> _Task to carry out_: When you give the entries again, keep every word as it stands and drop the pictures.

▼

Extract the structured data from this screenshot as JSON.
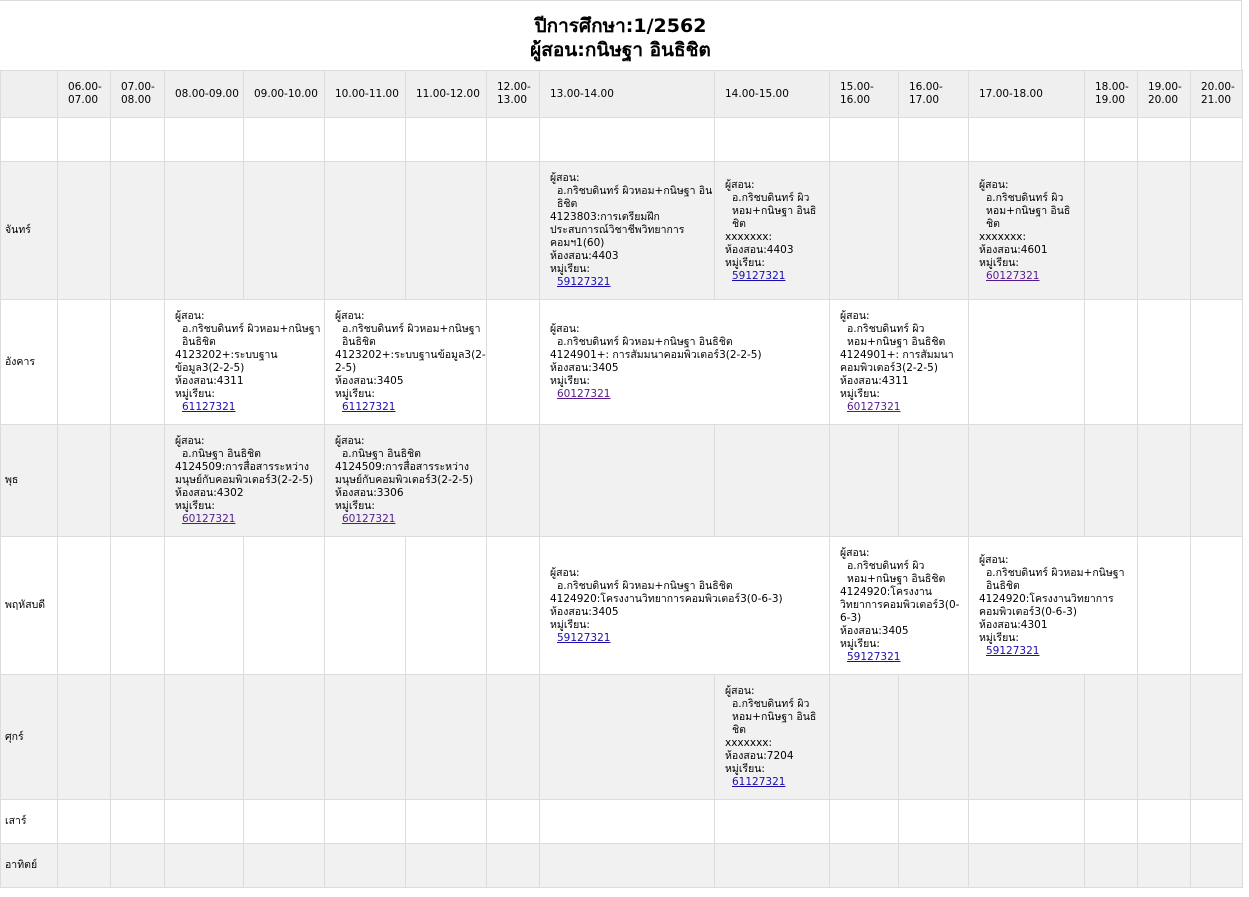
{
  "title": {
    "year": "ปีการศึกษา:1/2562",
    "teacher": "ผู้สอน:กนิษฐา อินธิชิต"
  },
  "time_slots": [
    "06.00-07.00",
    "07.00-08.00",
    "08.00-09.00",
    "09.00-10.00",
    "10.00-11.00",
    "11.00-12.00",
    "12.00-13.00",
    "13.00-14.00",
    "14.00-15.00",
    "15.00-16.00",
    "16.00-17.00",
    "17.00-18.00",
    "18.00-19.00",
    "19.00-20.00",
    "20.00-21.00"
  ],
  "days": {
    "mon": "จันทร์",
    "tue": "อังคาร",
    "wed": "พุธ",
    "thu": "พฤหัสบดี",
    "fri": "ศุกร์",
    "sat": "เสาร์",
    "sun": "อาทิตย์"
  },
  "labels": {
    "teacher": "ผู้สอน:",
    "room": "ห้องสอน:",
    "group": "หมู่เรียน:"
  },
  "classes": {
    "mon_1300": {
      "teachers": "อ.กริชบดินทร์ ผิวหอม+กนิษฐา อินธิชิต",
      "course": "4123803:การเตรียมฝึกประสบการณ์วิชาชีพวิทยาการคอมฯ1(60)",
      "room": "4403",
      "group": "59127321"
    },
    "mon_1400": {
      "teachers": "อ.กริชบดินทร์ ผิวหอม+กนิษฐา อินธิชิต",
      "course": "xxxxxxx:",
      "room": "4403",
      "group": "59127321"
    },
    "mon_1700": {
      "teachers": "อ.กริชบดินทร์ ผิวหอม+กนิษฐา อินธิชิต",
      "course": "xxxxxxx:",
      "room": "4601",
      "group": "60127321"
    },
    "tue_0800": {
      "teachers": "อ.กริชบดินทร์ ผิวหอม+กนิษฐา อินธิชิต",
      "course": "4123202+:ระบบฐานข้อมูล3(2-2-5)",
      "room": "4311",
      "group": "61127321"
    },
    "tue_1000": {
      "teachers": "อ.กริชบดินทร์ ผิวหอม+กนิษฐา อินธิชิต",
      "course": "4123202+:ระบบฐานข้อมูล3(2-2-5)",
      "room": "3405",
      "group": "61127321"
    },
    "tue_1300": {
      "teachers": "อ.กริชบดินทร์ ผิวหอม+กนิษฐา อินธิชิต",
      "course": "4124901+: การสัมมนาคอมพิวเตอร์3(2-2-5)",
      "room": "3405",
      "group": "60127321"
    },
    "tue_1500": {
      "teachers": "อ.กริชบดินทร์ ผิวหอม+กนิษฐา อินธิชิต",
      "course": "4124901+: การสัมมนาคอมพิวเตอร์3(2-2-5)",
      "room": "4311",
      "group": "60127321"
    },
    "wed_0800": {
      "teachers": "อ.กนิษฐา อินธิชิต",
      "course": "4124509:การสื่อสารระหว่างมนุษย์กับคอมพิวเตอร์3(2-2-5)",
      "room": "4302",
      "group": "60127321"
    },
    "wed_1000": {
      "teachers": "อ.กนิษฐา อินธิชิต",
      "course": "4124509:การสื่อสารระหว่างมนุษย์กับคอมพิวเตอร์3(2-2-5)",
      "room": "3306",
      "group": "60127321"
    },
    "thu_1300": {
      "teachers": "อ.กริชบดินทร์ ผิวหอม+กนิษฐา อินธิชิต",
      "course": "4124920:โครงงานวิทยาการคอมพิวเตอร์3(0-6-3)",
      "room": "3405",
      "group": "59127321"
    },
    "thu_1500": {
      "teachers": "อ.กริชบดินทร์ ผิวหอม+กนิษฐา อินธิชิต",
      "course": "4124920:โครงงานวิทยาการคอมพิวเตอร์3(0-6-3)",
      "room": "3405",
      "group": "59127321"
    },
    "thu_1700": {
      "teachers": "อ.กริชบดินทร์ ผิวหอม+กนิษฐา อินธิชิต",
      "course": "4124920:โครงงานวิทยาการคอมพิวเตอร์3(0-6-3)",
      "room": "4301",
      "group": "59127321"
    },
    "fri_1400": {
      "teachers": "อ.กริชบดินทร์ ผิวหอม+กนิษฐา อินธิชิต",
      "course": "xxxxxxx:",
      "room": "7204",
      "group": "61127321"
    }
  }
}
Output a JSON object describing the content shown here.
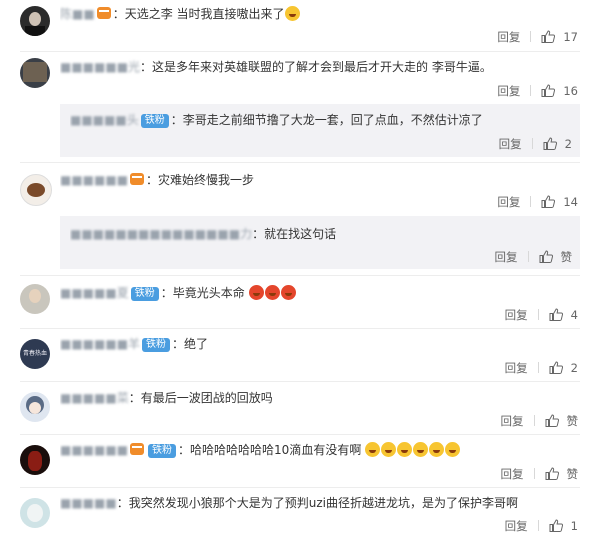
{
  "comments": [
    {
      "name": "陈■■",
      "text": "天选之李 当时我直接嗷出来了",
      "reply": "回复",
      "likes": "17"
    },
    {
      "name": "■■■■■■光",
      "text": "这是多年来对英雄联盟的了解才会到最后才开大走的 李哥牛逼。",
      "reply": "回复",
      "likes": "16",
      "sub": {
        "name": "■■■■■头",
        "badge": "铁粉",
        "text": "李哥走之前细节撸了大龙一套，回了点血，不然估计凉了",
        "reply": "回复",
        "likes": "2"
      }
    },
    {
      "name": "■■■■■■",
      "text": "灾难始终慢我一步",
      "reply": "回复",
      "likes": "14",
      "sub": {
        "name": "■■■■■■■■■■■■■■■力",
        "text": "就在找这句话",
        "reply": "回复",
        "likes": "赞"
      }
    },
    {
      "name": "■■■■■夏",
      "badge": "铁粉",
      "text": "毕竟光头本命",
      "reply": "回复",
      "likes": "4"
    },
    {
      "name": "■■■■■■羊",
      "badge": "铁粉",
      "text": "绝了",
      "reply": "回复",
      "likes": "2"
    },
    {
      "name": "■■■■■菜",
      "text": "有最后一波团战的回放吗",
      "reply": "回复",
      "likes": "赞"
    },
    {
      "name": "■■■■■■",
      "badge": "铁粉",
      "text": "哈哈哈哈哈哈哈10滴血有没有啊",
      "reply": "回复",
      "likes": "赞"
    },
    {
      "name": "■■■■■",
      "text": "我突然发现小狼那个大是为了预判uzi曲径折越进龙坑，是为了保护李哥啊",
      "reply": "回复",
      "likes": "1"
    }
  ],
  "avatar_text": "青春热血"
}
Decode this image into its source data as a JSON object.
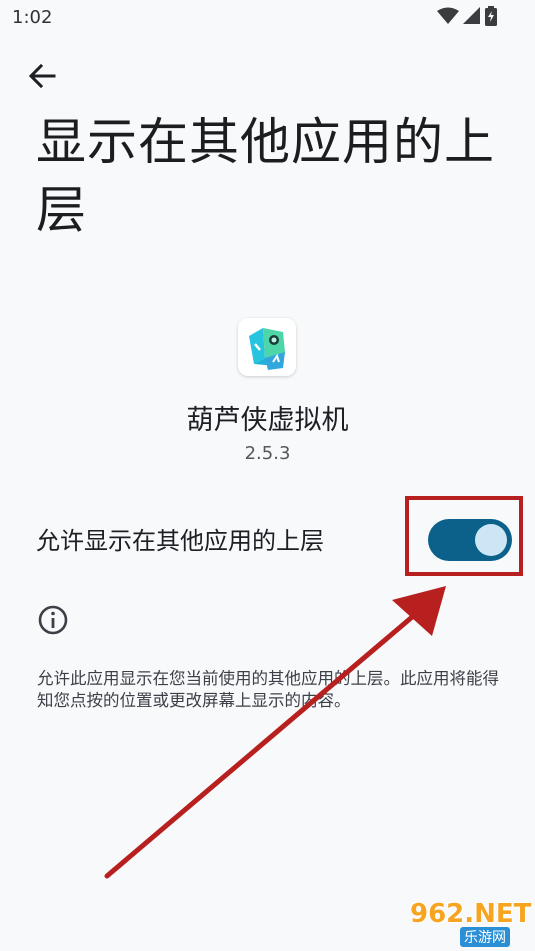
{
  "status_bar": {
    "time": "1:02",
    "icons": [
      "wifi-icon",
      "signal-icon",
      "battery-charging-icon"
    ]
  },
  "header": {
    "back_icon": "arrow-back-icon",
    "title": "显示在其他应用的上层"
  },
  "app": {
    "name": "葫芦侠虚拟机",
    "version": "2.5.3"
  },
  "permission": {
    "label": "允许显示在其他应用的上层",
    "enabled": true
  },
  "info": {
    "icon": "info-icon",
    "description": "允许此应用显示在您当前使用的其他应用的上层。此应用将能得知您点按的位置或更改屏幕上显示的内容。"
  },
  "watermark": {
    "brand": "962.NET",
    "subtitle": "乐游网"
  },
  "colors": {
    "toggle_track": "#0b6189",
    "toggle_thumb": "#cde6f5",
    "annotation": "#b8201f",
    "background": "#f7f9fb"
  }
}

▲

> _Reply_:
Extract the structured data from this screenshot as JSON.
{
  "title": {
    "year": "ปีการศึกษา:1/2562",
    "teacher": "ผู้สอน:กนิษฐา อินธิชิต"
  },
  "time_slots": [
    "06.00-07.00",
    "07.00-08.00",
    "08.00-09.00",
    "09.00-10.00",
    "10.00-11.00",
    "11.00-12.00",
    "12.00-13.00",
    "13.00-14.00",
    "14.00-15.00",
    "15.00-16.00",
    "16.00-17.00",
    "17.00-18.00",
    "18.00-19.00",
    "19.00-20.00",
    "20.00-21.00"
  ],
  "days": {
    "mon": "จันทร์",
    "tue": "อังคาร",
    "wed": "พุธ",
    "thu": "พฤหัสบดี",
    "fri": "ศุกร์",
    "sat": "เสาร์",
    "sun": "อาทิตย์"
  },
  "labels": {
    "teacher": "ผู้สอน:",
    "room": "ห้องสอน:",
    "group": "หมู่เรียน:"
  },
  "classes": {
    "mon_1300": {
      "teachers": "อ.กริชบดินทร์ ผิวหอม+กนิษฐา อินธิชิต",
      "course": "4123803:การเตรียมฝึกประสบการณ์วิชาชีพวิทยาการคอมฯ1(60)",
      "room": "4403",
      "group": "59127321"
    },
    "mon_1400": {
      "teachers": "อ.กริชบดินทร์ ผิวหอม+กนิษฐา อินธิชิต",
      "course": "xxxxxxx:",
      "room": "4403",
      "group": "59127321"
    },
    "mon_1700": {
      "teachers": "อ.กริชบดินทร์ ผิวหอม+กนิษฐา อินธิชิต",
      "course": "xxxxxxx:",
      "room": "4601",
      "group": "60127321"
    },
    "tue_0800": {
      "teachers": "อ.กริชบดินทร์ ผิวหอม+กนิษฐา อินธิชิต",
      "course": "4123202+:ระบบฐานข้อมูล3(2-2-5)",
      "room": "4311",
      "group": "61127321"
    },
    "tue_1000": {
      "teachers": "อ.กริชบดินทร์ ผิวหอม+กนิษฐา อินธิชิต",
      "course": "4123202+:ระบบฐานข้อมูล3(2-2-5)",
      "room": "3405",
      "group": "61127321"
    },
    "tue_1300": {
      "teachers": "อ.กริชบดินทร์ ผิวหอม+กนิษฐา อินธิชิต",
      "course": "4124901+: การสัมมนาคอมพิวเตอร์3(2-2-5)",
      "room": "3405",
      "group": "60127321"
    },
    "tue_1500": {
      "teachers": "อ.กริชบดินทร์ ผิวหอม+กนิษฐา อินธิชิต",
      "course": "4124901+: การสัมมนาคอมพิวเตอร์3(2-2-5)",
      "room": "4311",
      "group": "60127321"
    },
    "wed_0800": {
      "teachers": "อ.กนิษฐา อินธิชิต",
      "course": "4124509:การสื่อสารระหว่างมนุษย์กับคอมพิวเตอร์3(2-2-5)",
      "room": "4302",
      "group": "60127321"
    },
    "wed_1000": {
      "teachers": "อ.กนิษฐา อินธิชิต",
      "course": "4124509:การสื่อสารระหว่างมนุษย์กับคอมพิวเตอร์3(2-2-5)",
      "room": "3306",
      "group": "60127321"
    },
    "thu_1300": {
      "teachers": "อ.กริชบดินทร์ ผิวหอม+กนิษฐา อินธิชิต",
      "course": "4124920:โครงงานวิทยาการคอมพิวเตอร์3(0-6-3)",
      "room": "3405",
      "group": "59127321"
    },
    "thu_1500": {
      "teachers": "อ.กริชบดินทร์ ผิวหอม+กนิษฐา อินธิชิต",
      "course": "4124920:โครงงานวิทยาการคอมพิวเตอร์3(0-6-3)",
      "room": "3405",
      "group": "59127321"
    },
    "thu_1700": {
      "teachers": "อ.กริชบดินทร์ ผิวหอม+กนิษฐา อินธิชิต",
      "course": "4124920:โครงงานวิทยาการคอมพิวเตอร์3(0-6-3)",
      "room": "4301",
      "group": "59127321"
    },
    "fri_1400": {
      "teachers": "อ.กริชบดินทร์ ผิวหอม+กนิษฐา อินธิชิต",
      "course": "xxxxxxx:",
      "room": "7204",
      "group": "61127321"
    }
  }
}
Output a JSON object describing the content shown here.
{
  "comments": [
    {
      "name": "陈■■",
      "text": "天选之李 当时我直接嗷出来了",
      "reply": "回复",
      "likes": "17"
    },
    {
      "name": "■■■■■■光",
      "text": "这是多年来对英雄联盟的了解才会到最后才开大走的 李哥牛逼。",
      "reply": "回复",
      "likes": "16",
      "sub": {
        "name": "■■■■■头",
        "badge": "铁粉",
        "text": "李哥走之前细节撸了大龙一套，回了点血，不然估计凉了",
        "reply": "回复",
        "likes": "2"
      }
    },
    {
      "name": "■■■■■■",
      "text": "灾难始终慢我一步",
      "reply": "回复",
      "likes": "14",
      "sub": {
        "name": "■■■■■■■■■■■■■■■力",
        "text": "就在找这句话",
        "reply": "回复",
        "likes": "赞"
      }
    },
    {
      "name": "■■■■■夏",
      "badge": "铁粉",
      "text": "毕竟光头本命",
      "reply": "回复",
      "likes": "4"
    },
    {
      "name": "■■■■■■羊",
      "badge": "铁粉",
      "text": "绝了",
      "reply": "回复",
      "likes": "2"
    },
    {
      "name": "■■■■■菜",
      "text": "有最后一波团战的回放吗",
      "reply": "回复",
      "likes": "赞"
    },
    {
      "name": "■■■■■■",
      "badge": "铁粉",
      "text": "哈哈哈哈哈哈哈10滴血有没有啊",
      "reply": "回复",
      "likes": "赞"
    },
    {
      "name": "■■■■■",
      "text": "我突然发现小狼那个大是为了预判uzi曲径折越进龙坑，是为了保护李哥啊",
      "reply": "回复",
      "likes": "1"
    }
  ],
  "avatar_text": "青春热血"
}
Decode this image into its source data as a JSON object.
{
  "status_bar": {
    "time": "1:02",
    "icons": [
      "wifi-icon",
      "signal-icon",
      "battery-charging-icon"
    ]
  },
  "header": {
    "back_icon": "arrow-back-icon",
    "title": "显示在其他应用的上层"
  },
  "app": {
    "name": "葫芦侠虚拟机",
    "version": "2.5.3"
  },
  "permission": {
    "label": "允许显示在其他应用的上层",
    "enabled": true
  },
  "info": {
    "icon": "info-icon",
    "description": "允许此应用显示在您当前使用的其他应用的上层。此应用将能得知您点按的位置或更改屏幕上显示的内容。"
  },
  "watermark": {
    "brand": "962.NET",
    "subtitle": "乐游网"
  },
  "colors": {
    "toggle_track": "#0b6189",
    "toggle_thumb": "#cde6f5",
    "annotation": "#b8201f",
    "background": "#f7f9fb"
  }
}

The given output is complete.